An increase in minimum wage rates has come into effect on 1 October 2014, the first cash increase in real terms in six years.
The above inflation rise follows the recommendations from the Low Pay Commission (LPC), which were welcomed by Business Secretary Vince Cable. The adult minimum wage rate has seen a 3% increase (from £6.31 to £6.50 per hour), while the rate for 18 to 20-year-olds as well as the rate for apprentices has gone up by 2% (now £5.13 and £2.73, respectively.)
Earlier this year, the Business Secretary asked the LPC to help Government and business understand how the issue of low wages can be dealt with. The LPC’s assessment suggests that 2014 will mark the start of a new phase of bigger increases, provided economic conditions continue to improve. This is the first time the Government has been provided with a broader evaluation of the issues that affect low pay.

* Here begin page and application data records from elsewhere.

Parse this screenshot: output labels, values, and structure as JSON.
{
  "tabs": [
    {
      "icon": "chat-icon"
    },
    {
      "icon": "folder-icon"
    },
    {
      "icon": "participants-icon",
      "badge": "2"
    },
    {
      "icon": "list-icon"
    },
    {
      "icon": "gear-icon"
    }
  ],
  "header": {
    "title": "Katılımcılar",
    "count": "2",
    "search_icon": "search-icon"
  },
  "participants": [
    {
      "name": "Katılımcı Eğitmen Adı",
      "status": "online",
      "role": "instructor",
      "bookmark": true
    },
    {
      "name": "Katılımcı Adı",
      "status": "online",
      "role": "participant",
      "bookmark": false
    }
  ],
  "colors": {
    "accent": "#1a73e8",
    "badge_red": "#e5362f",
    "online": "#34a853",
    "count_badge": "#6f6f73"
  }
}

The rate rise means that more than one million of Britain’s workforce are set to see their pay rise by as much as £355 a year.

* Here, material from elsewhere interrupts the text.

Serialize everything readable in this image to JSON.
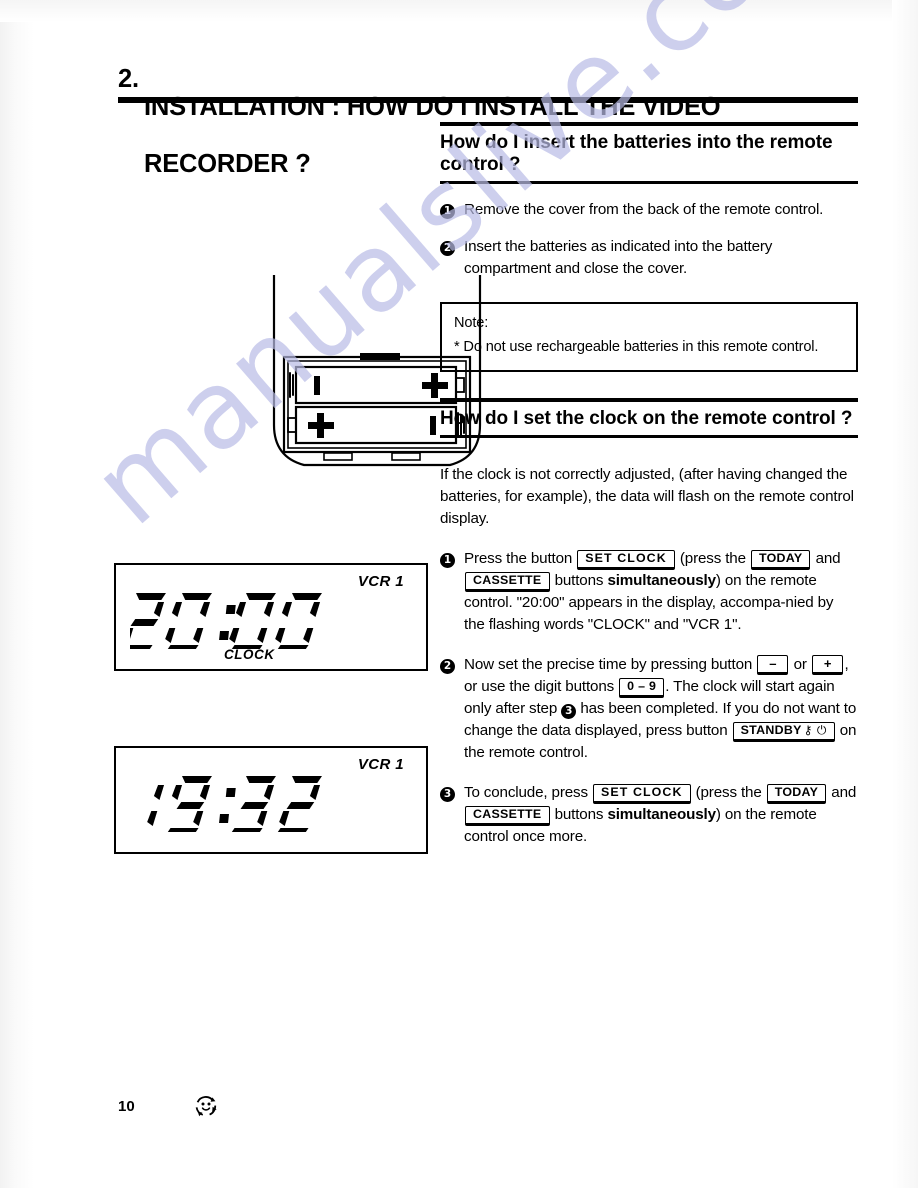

However, the rate rise is unlikely to have a visible impact on the part-time workforce, namely, students.
Geography student Grant, who works part-time, said the increase in rates isn’t going to affect his financial situation. “Most students work only a few hours a week, and for most, that isn’t the only source of income, so I don’t think this increase will have much of an impact for students” he said.
Law student Mhairi feels more positively about the rate rise though. She said: “It won’t affect me personally as my employer pays above minimum wage, but I still feel like it’s a necessary step considering how many people live below the poverty line. However, she noted: “It also poses the question about whether companies who boast about paying their employees above the minimum wage should increase their current rates respectively.”